We ask all our prayers spoken and unspoken through Jesus Christ, our risen Saviour, Amen
Come down, O Love Divine, seek out this soul of mine
In a time of quiet and stillness, you might like to think on your breath as it goes in and out. Your breath is a free gift from our Creator, and that breath sustains all our life. Give thanks to God for your breath.
Crown Him the Lord of Love

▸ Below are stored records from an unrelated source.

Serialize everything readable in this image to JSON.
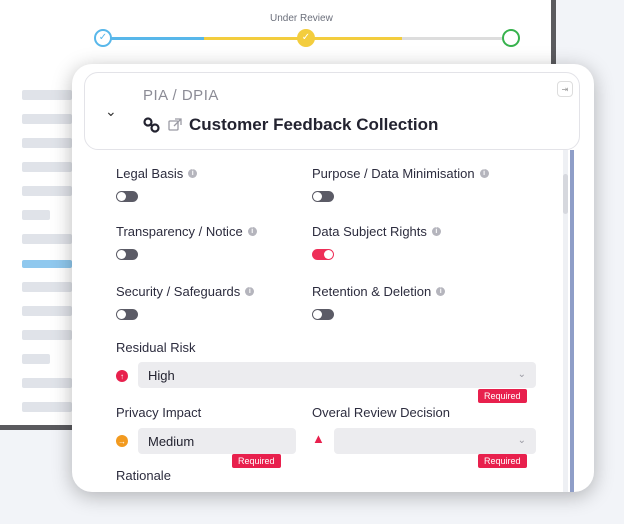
{
  "progress": {
    "current_step_label": "Under Review",
    "colors": {
      "done": "#58b7ea",
      "current": "#f3cd3e",
      "pending": "#dddddd",
      "end": "#37b24d"
    }
  },
  "card": {
    "kicker": "PIA / DPIA",
    "title": "Customer Feedback Collection"
  },
  "toggles": [
    {
      "label": "Legal Basis",
      "on": false
    },
    {
      "label": "Purpose / Data Minimisation",
      "on": false
    },
    {
      "label": "Transparency / Notice",
      "on": false
    },
    {
      "label": "Data Subject Rights",
      "on": true
    },
    {
      "label": "Security / Safeguards",
      "on": false
    },
    {
      "label": "Retention & Deletion",
      "on": false
    }
  ],
  "residual_risk": {
    "label": "Residual Risk",
    "value": "High",
    "required": "Required",
    "indicator_color": "#e8204d"
  },
  "privacy_impact": {
    "label": "Privacy Impact",
    "value": "Medium",
    "required": "Required",
    "indicator_color": "#f29a1f"
  },
  "review_decision": {
    "label": "Overal Review Decision",
    "value": "",
    "required": "Required"
  },
  "rationale": {
    "label": "Rationale"
  },
  "colors": {
    "accent_red": "#e8204d",
    "toggle_off": "#5b5b66",
    "toggle_on": "#ee2f58"
  }
}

‘He showed them his hands and side’. The risen body of Jesus still carries the marks of his suffering. We might ask, ‘why were these not healed?’ But there is great significance in these glorified wounds. They speak of truths which as we consider them will inform our faith and give us hope. The passage we read shows how Jesus himself points these wounds out to his disciples as a means to belief. They show that the peace and forgiveness that Jesus declares have been won at that great cost. And to disciples who may have felt guilty and were certainly fearful, they show that the suffering of Jesus was there for a reason: so that through faith we can know that all our guilt has been atoned for and we are free to live new lives. Lastly, as Christ suffered, so he is mindful of all our suffering in our bodies. As he invites us in faith to know his wounds, so his touch can feel our sufferings and bring healing to areas of our lives scarred and sore. Pray for healing for those on your heart.
Behold His hands and side; rich wounds yet visible above, in beauty glorified
Peace be with you! And the blessing of God, who sent His Son, who spoke those words, who inspires us still, be with you all now and evermore. Amen